In today's edition:
- Christian Leaders Urge NAE not to Fixate on Global Warming
- Hammond Gets Unanimous Trustee Vote as New NAMB President
- Women Reach Out with 50,000 Tracts
- Pope's Goal is Reclaiming Christian Identity, Vatican Official Says
Christian Leaders Urge NAE not to Fixate on Global Warming
A group of prominent conservative Christian leaders says the issue of global warming is "dividing and demoralizing" the National Association of Evangelicals (NAE) and its leaders, OneNewsNow.com reports. Gary Bauer says the NAE would be better served fighting abortion and same-sex "marriage." Bauer, James Dobson, and other conservatives recently sent a letter to the NAE's board of directors, concerned that some of their evangelical brethren are "using the global warming controversy to shift the emphasis away from the great moral issues of our time." Bauer is the president of American Values. He says NAE Vice President Richard Cizik and the NAE need to better prioritize issues in accordance with Scripture.

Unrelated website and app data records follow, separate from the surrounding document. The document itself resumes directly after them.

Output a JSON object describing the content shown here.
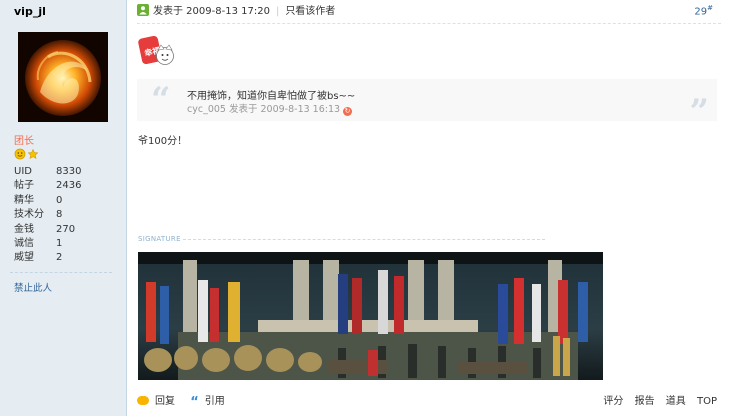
{
  "author": {
    "username": "vip_jl",
    "rank": "团长",
    "stats": [
      {
        "label": "UID",
        "value": "8330"
      },
      {
        "label": "帖子",
        "value": "2436"
      },
      {
        "label": "精华",
        "value": "0"
      },
      {
        "label": "技术分",
        "value": "8"
      },
      {
        "label": "金钱",
        "value": "270"
      },
      {
        "label": "诚信",
        "value": "1"
      },
      {
        "label": "威望",
        "value": "2"
      }
    ],
    "ban_link": "禁止此人"
  },
  "post": {
    "posted_label": "发表于 2009-8-13 17:20",
    "only_author": "只看该作者",
    "floor": "29",
    "floor_mark": "#",
    "emoticon_text": "幸福",
    "quote": {
      "text": "不用掩饰，知道你自卑怕做了被bs~~",
      "meta": "cyc_005 发表于 2009-8-13 16:13"
    },
    "message": "爷100分！",
    "signature_label": "SIGNATURE"
  },
  "footer": {
    "reply": "回复",
    "quote": "引用",
    "rate": "评分",
    "report": "报告",
    "tools": "道具",
    "top": "TOP"
  }
}
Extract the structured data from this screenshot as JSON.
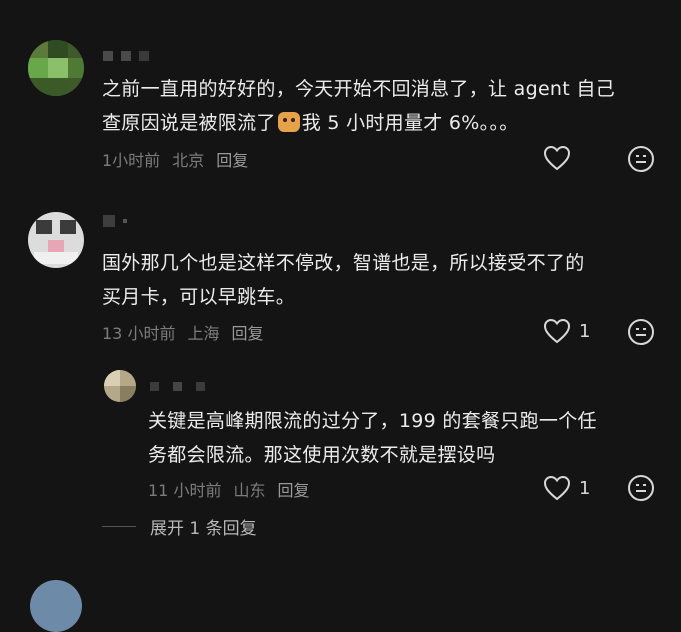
{
  "comments": [
    {
      "text_line1": "之前一直用的好好的，今天开始不回消息了，让 agent 自己",
      "text_line2_a": "查原因说是被限流了",
      "text_line2_b": "我 5 小时用量才 6%。。。",
      "time": "1小时前",
      "location": "北京",
      "reply": "回复"
    },
    {
      "text_line1": "国外那几个也是这样不停改，智谱也是，所以接受不了的",
      "text_line2": "买月卡，可以早跳车。",
      "time": "13 小时前",
      "location": "上海",
      "reply": "回复",
      "likes": "1"
    },
    {
      "text_line1": "关键是高峰期限流的过分了，199 的套餐只跑一个任",
      "text_line2": "务都会限流。那这使用次数不就是摆设吗",
      "time": "11 小时前",
      "location": "山东",
      "reply": "回复",
      "likes": "1"
    }
  ],
  "expand_label": "展开 1 条回复",
  "icons": {
    "like": "heart-outline-icon",
    "emoji": "smiley-face-icon",
    "inline_emoji": "dog-face-emoji"
  }
}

Hammond Gets Unanimous Trustee Vote as New NAMB President
In a unanimous vote, trustees of the North American Mission Board elected church planting missionary Geoff Hammond as president of the North American Mission Board March 21, Baptist Press reports. The vote came after trustees met in executive session Tuesday, March 20, to review Hammond’s nomination and interact with the candidate and his wife Debbie. Hammond, the son and grandson of missionaries, currently serves as a NAMB church planting missionary with the Southern Baptist Conservatives of Virginia convention. He also serves in the capacity of senior associate director of the SBCV. Hammond was recommended March 1 by NAMB’s president search committee after a nine-month search.
Women Reach Out with 50,000 Tracts

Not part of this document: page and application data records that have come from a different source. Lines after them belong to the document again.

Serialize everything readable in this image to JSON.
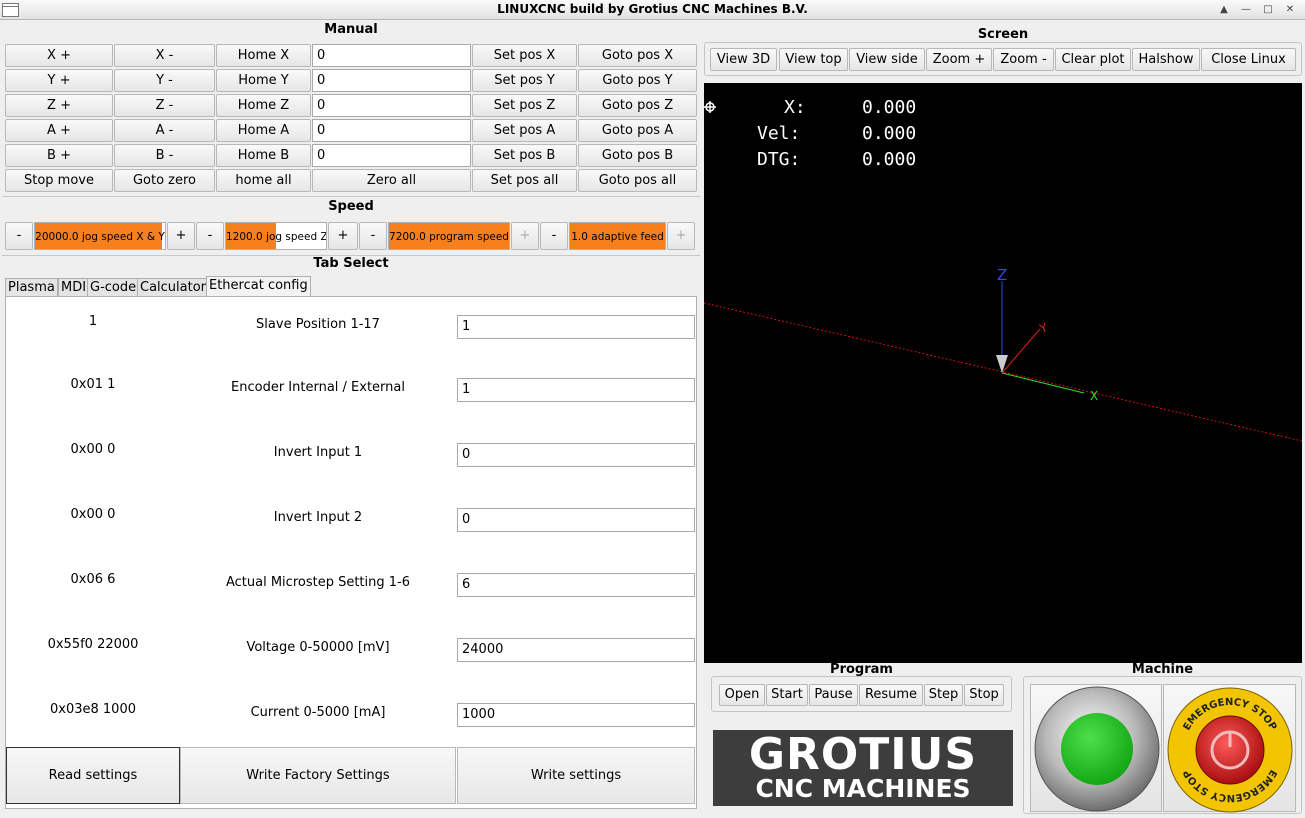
{
  "window": {
    "title": "LINUXCNC build by Grotius CNC Machines B.V."
  },
  "manual": {
    "title": "Manual",
    "rows": [
      {
        "plus": "X +",
        "minus": "X -",
        "home": "Home X",
        "value": "0",
        "setpos": "Set pos X",
        "goto": "Goto pos X"
      },
      {
        "plus": "Y +",
        "minus": "Y -",
        "home": "Home Y",
        "value": "0",
        "setpos": "Set pos Y",
        "goto": "Goto pos Y"
      },
      {
        "plus": "Z +",
        "minus": "Z -",
        "home": "Home Z",
        "value": "0",
        "setpos": "Set pos Z",
        "goto": "Goto pos Z"
      },
      {
        "plus": "A +",
        "minus": "A -",
        "home": "Home A",
        "value": "0",
        "setpos": "Set pos A",
        "goto": "Goto pos A"
      },
      {
        "plus": "B +",
        "minus": "B -",
        "home": "Home B",
        "value": "0",
        "setpos": "Set pos B",
        "goto": "Goto pos B"
      }
    ],
    "bottom": {
      "stop": "Stop move",
      "goto_zero": "Goto zero",
      "home_all": "home all",
      "zero_all": "Zero all",
      "setpos_all": "Set pos all",
      "goto_all": "Goto pos all"
    }
  },
  "speed": {
    "title": "Speed",
    "minus": "-",
    "plus": "+",
    "jog_xy": {
      "label": "20000.0 jog speed X & Y",
      "level": 0.98
    },
    "jog_z": {
      "label": "1200.0 jog speed Z",
      "level": 0.5
    },
    "program": {
      "label": "7200.0 program speed",
      "level": 1.0
    },
    "adaptive": {
      "label": "1.0 adaptive feed",
      "level": 1.0
    }
  },
  "tabs": {
    "title": "Tab Select",
    "items": [
      "Plasma",
      "MDI",
      "G-code",
      "Calculator",
      "Ethercat config"
    ],
    "active": "Ethercat config"
  },
  "ethercat": {
    "rows": [
      {
        "hex": "1",
        "label": "Slave Position  1-17",
        "value": "1"
      },
      {
        "hex": "0x01 1",
        "label": "Encoder Internal / External",
        "value": "1"
      },
      {
        "hex": "0x00 0",
        "label": "Invert Input 1",
        "value": "0"
      },
      {
        "hex": "0x00 0",
        "label": "Invert Input 2",
        "value": "0"
      },
      {
        "hex": "0x06 6",
        "label": "Actual Microstep Setting  1-6",
        "value": "6"
      },
      {
        "hex": "0x55f0 22000",
        "label": "Voltage 0-50000 [mV]",
        "value": "24000"
      },
      {
        "hex": "0x03e8 1000",
        "label": "Current  0-5000 [mA]",
        "value": "1000"
      }
    ],
    "buttons": {
      "read": "Read settings",
      "write_factory": "Write Factory Settings",
      "write": "Write settings"
    }
  },
  "screen": {
    "title": "Screen",
    "buttons": [
      "View 3D",
      "View top",
      "View side",
      "Zoom +",
      "Zoom -",
      "Clear plot",
      "Halshow",
      "Close Linux"
    ],
    "dro": [
      {
        "label": "X:",
        "value": "0.000"
      },
      {
        "label": "Vel:",
        "value": "0.000"
      },
      {
        "label": "DTG:",
        "value": "0.000"
      }
    ],
    "axes": {
      "x": "X",
      "y": "Y",
      "z": "Z"
    }
  },
  "program": {
    "title": "Program",
    "buttons": [
      "Open",
      "Start",
      "Pause",
      "Resume",
      "Step",
      "Stop"
    ]
  },
  "logo": {
    "line1": "GROTIUS",
    "line2": "CNC MACHINES"
  },
  "machine": {
    "title": "Machine",
    "estop_text": "EMERGENCY STOP"
  },
  "colors": {
    "accent": "#f7801e",
    "screen_bg": "#000000",
    "start_green": "#1fc11f",
    "estop_red": "#d41c1c",
    "estop_yellow": "#f3c500"
  }
}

Despite opposition and threats of beatings, a team of seven women who are part of Gospel for Asia Women’s Fellowship gave out 50,000 tracts at the Kumbh Mela festival earlier this year. Coming to the Ganges River in Uttar Pradesh, India, to dip in its “holy” waters, 60 million people attended the Kumbh Mela over six weeks in January and February. Eager to bring these pilgrims the truth of the Gospel, the seven women, along with two GFA staff members, traveled three hours to the festival site. They began passing out tracts along busy roads to everyone they saw — even the “holy men.” About an hour later some extremists approached one of the staff members and told him to stop giving out tracts. The same man then threatened Alita, one of the women, with beatings if she didn’t leave. The women did not give up, and that day they passed out 50,000 tracts.
Pope's Goal is Reclaiming Christian Identity, Vatican Official Says

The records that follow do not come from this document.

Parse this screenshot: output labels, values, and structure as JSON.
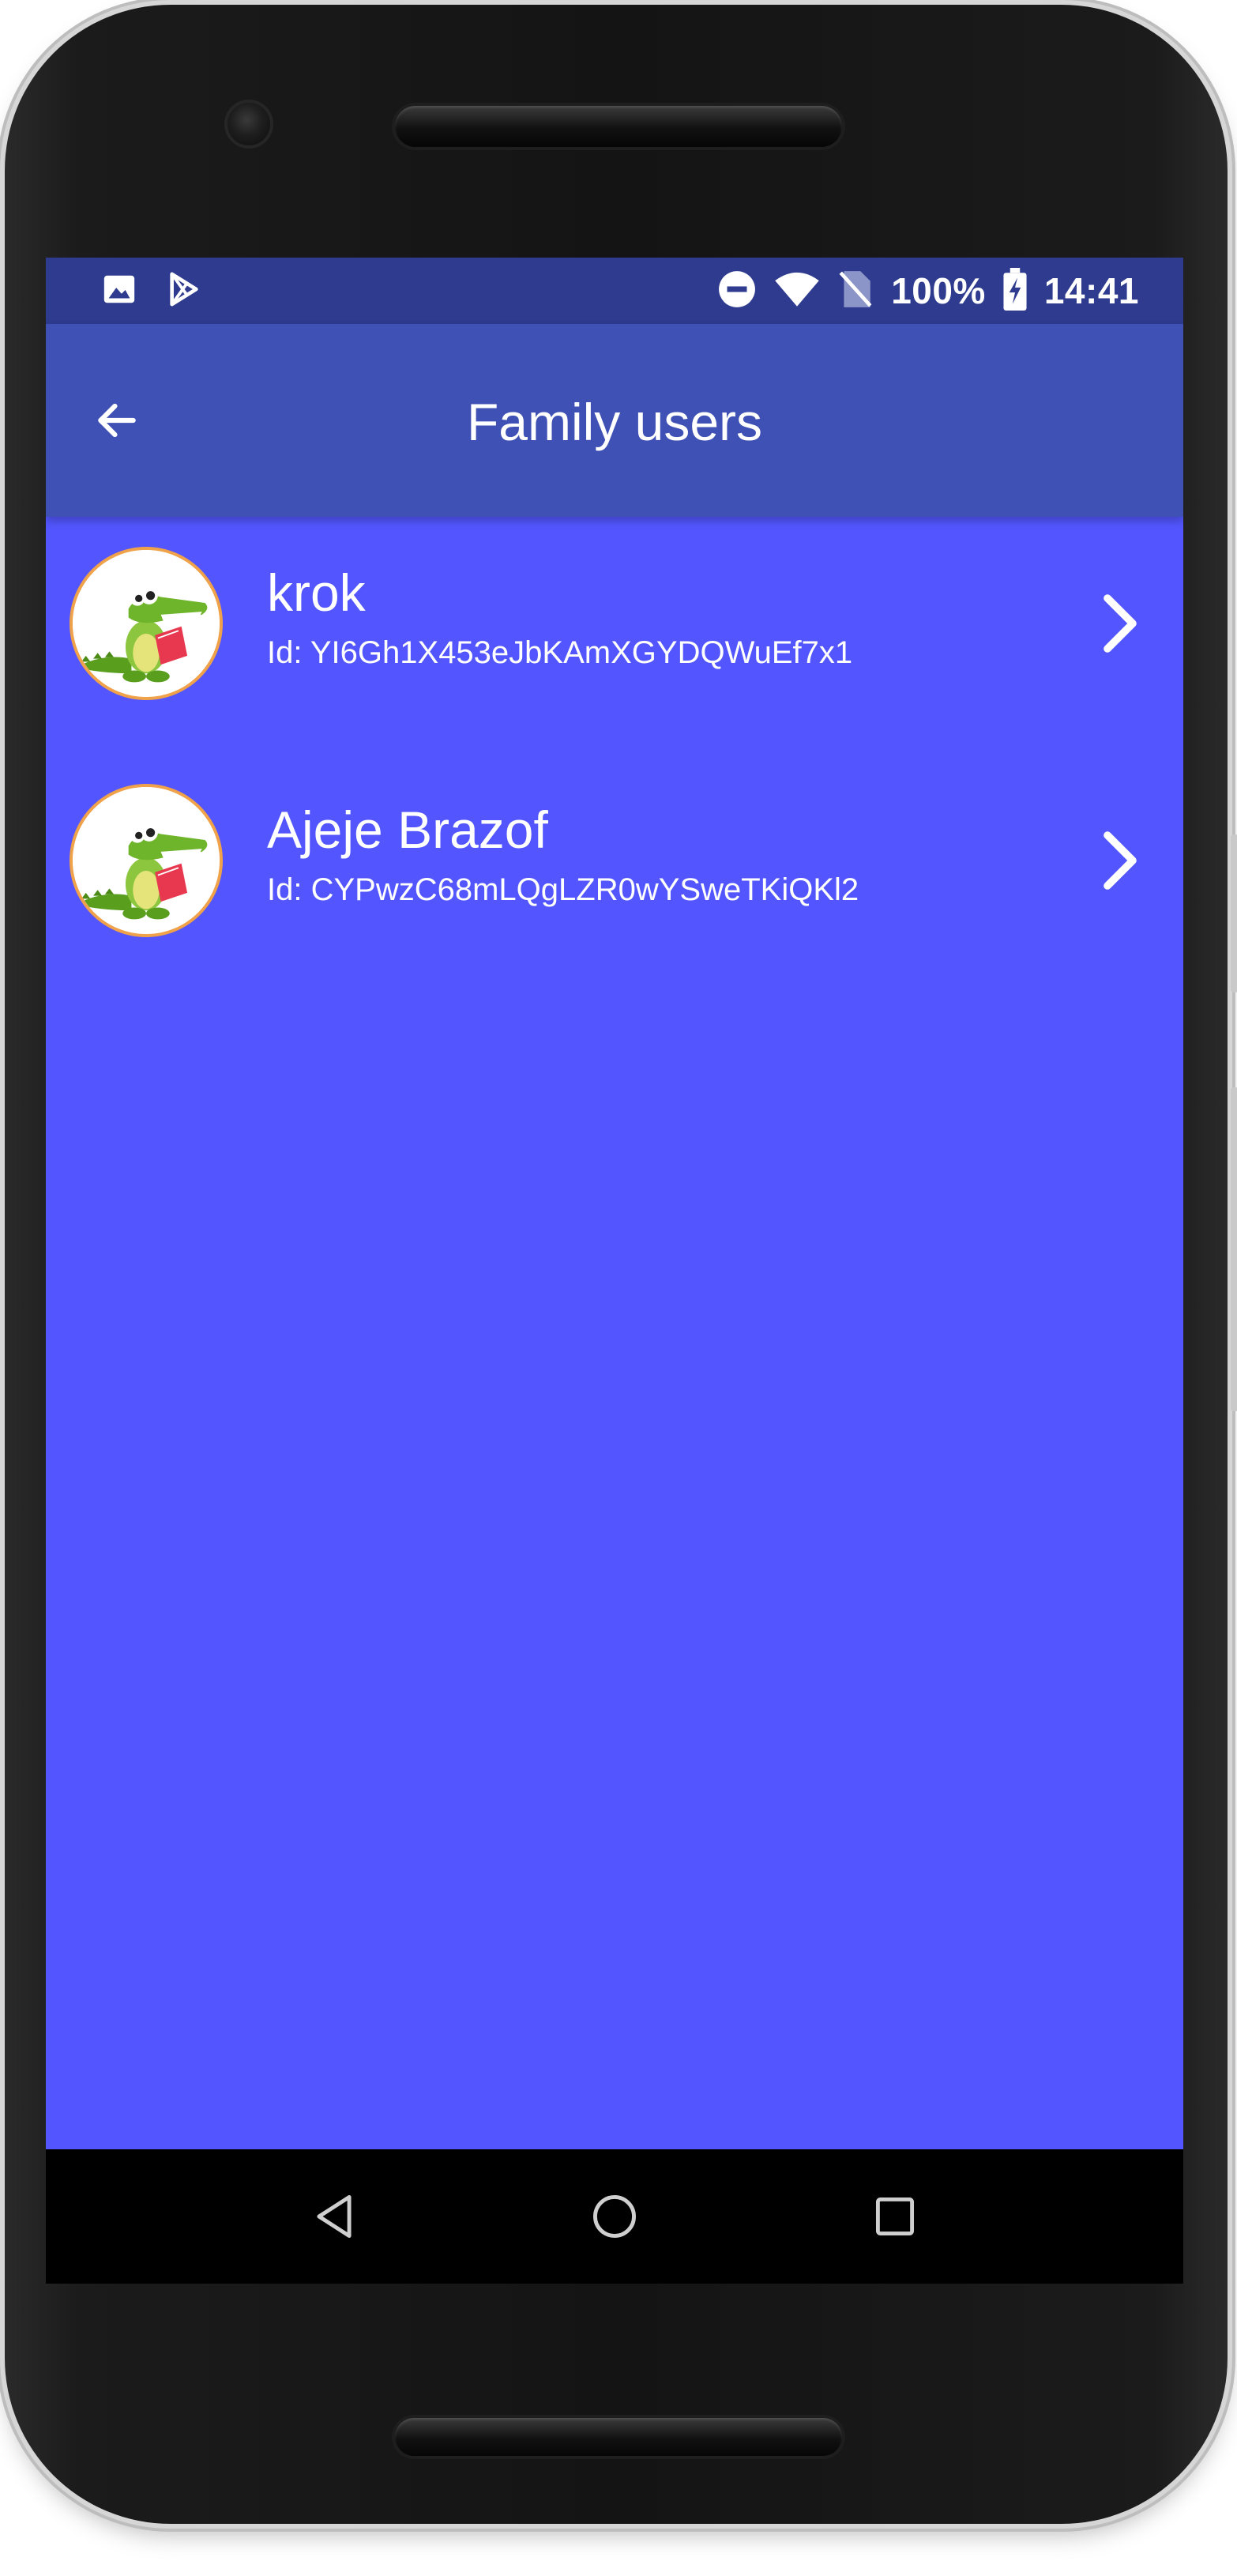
{
  "status_bar": {
    "battery": "100%",
    "time": "14:41",
    "left_icons": [
      "image-icon",
      "play-store-icon"
    ],
    "right_icons": [
      "do-not-disturb-icon",
      "wifi-icon",
      "no-sim-icon",
      "battery-charging-icon"
    ]
  },
  "app_bar": {
    "title": "Family users",
    "back_icon": "arrow-back-icon"
  },
  "users": [
    {
      "name": "krok",
      "id": "Id: YI6Gh1X453eJbKAmXGYDQWuEf7x1"
    },
    {
      "name": "Ajeje Brazof",
      "id": "Id: CYPwzC68mLQgLZR0wYSweTKiQKl2"
    }
  ],
  "nav_bar": {
    "buttons": [
      "back-triangle-icon",
      "home-circle-icon",
      "recents-square-icon"
    ]
  },
  "colors": {
    "status_bar": "#2e3b8e",
    "app_bar": "#3f51b5",
    "content_background": "#5356fe",
    "avatar_border": "#f0a24a",
    "nav_bar": "#000000"
  }
}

According to Catholic News Service, the first two years of Pope Benedict XVI's pontificate have been focused on strengthening Christian values in a world disoriented by indifference, relativism and increasing secularism. Vaatican secretary of state Cardinal Tarcisio Bertone said Pope Benedict's overall goal is to reclaim the authentic Christian identity. At the same time, Cardinal Bertone said, Pope Benedict recognizes that faith needs to be explained in a way that appeals to human intelligence, so he has brought experts in the fields of science, philosophy and theology in for dialogue. Renewing identity also means trying to change the indifference of wealthy nations toward Third World nations suffering from poverty.